Drop the pictures, then repeat every record exactly as it stands.

- Opening Delimiter -

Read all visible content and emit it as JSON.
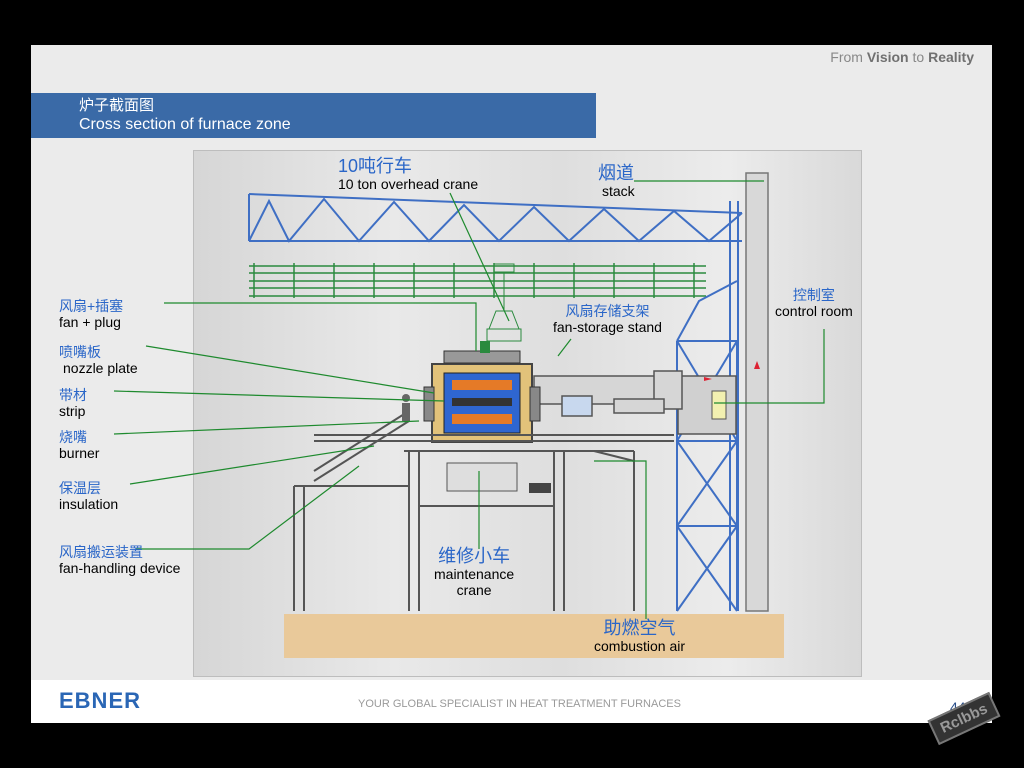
{
  "header": {
    "tagline_prefix": "From",
    "tagline_word1": "Vision",
    "tagline_mid": "to",
    "tagline_word2": "Reality"
  },
  "title": {
    "zh": "炉子截面图",
    "en": "Cross section of furnace zone"
  },
  "labels": {
    "crane_zh": "10吨行车",
    "crane_en": "10 ton overhead crane",
    "stack_zh": "烟道",
    "stack_en": "stack",
    "control_zh": "控制室",
    "control_en": "control room",
    "fan_storage_zh": "风扇存储支架",
    "fan_storage_en": "fan-storage stand",
    "fan_plug_zh": "风扇+插塞",
    "fan_plug_en": "fan + plug",
    "nozzle_zh": "喷嘴板",
    "nozzle_en": "nozzle plate",
    "strip_zh": "带材",
    "strip_en": "strip",
    "burner_zh": "烧嘴",
    "burner_en": "burner",
    "insulation_zh": "保温层",
    "insulation_en": "insulation",
    "fan_handling_zh": "风扇搬运装置",
    "fan_handling_en": "fan-handling device",
    "maintenance_zh": "维修小车",
    "maintenance_en1": "maintenance",
    "maintenance_en2": "crane",
    "combustion_zh": "助燃空气",
    "combustion_en": "combustion air"
  },
  "footer": {
    "logo": "EBNER",
    "text": "YOUR GLOBAL SPECIALIST IN HEAT TREATMENT FURNACES",
    "page": "44"
  },
  "watermark": "Rclbbs",
  "colors": {
    "title_bar": "#3a6aa7",
    "label_zh": "#2a66c8",
    "leader_line": "#1e8a2e",
    "structure_blue": "#3f6fc4",
    "rail_green": "#2a8a3e",
    "ground": "#e9c99a"
  }
}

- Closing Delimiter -

▶ [Written response]:
Read all visible content and emit it as JSON.
{
  "header": {
    "tagline_prefix": "From",
    "tagline_word1": "Vision",
    "tagline_mid": "to",
    "tagline_word2": "Reality"
  },
  "title": {
    "zh": "炉子截面图",
    "en": "Cross section of furnace zone"
  },
  "labels": {
    "crane_zh": "10吨行车",
    "crane_en": "10 ton overhead crane",
    "stack_zh": "烟道",
    "stack_en": "stack",
    "control_zh": "控制室",
    "control_en": "control room",
    "fan_storage_zh": "风扇存储支架",
    "fan_storage_en": "fan-storage stand",
    "fan_plug_zh": "风扇+插塞",
    "fan_plug_en": "fan + plug",
    "nozzle_zh": "喷嘴板",
    "nozzle_en": "nozzle plate",
    "strip_zh": "带材",
    "strip_en": "strip",
    "burner_zh": "烧嘴",
    "burner_en": "burner",
    "insulation_zh": "保温层",
    "insulation_en": "insulation",
    "fan_handling_zh": "风扇搬运装置",
    "fan_handling_en": "fan-handling device",
    "maintenance_zh": "维修小车",
    "maintenance_en1": "maintenance",
    "maintenance_en2": "crane",
    "combustion_zh": "助燃空气",
    "combustion_en": "combustion air"
  },
  "footer": {
    "logo": "EBNER",
    "text": "YOUR GLOBAL SPECIALIST IN HEAT TREATMENT FURNACES",
    "page": "44"
  },
  "watermark": "Rclbbs",
  "colors": {
    "title_bar": "#3a6aa7",
    "label_zh": "#2a66c8",
    "leader_line": "#1e8a2e",
    "structure_blue": "#3f6fc4",
    "rail_green": "#2a8a3e",
    "ground": "#e9c99a"
  }
}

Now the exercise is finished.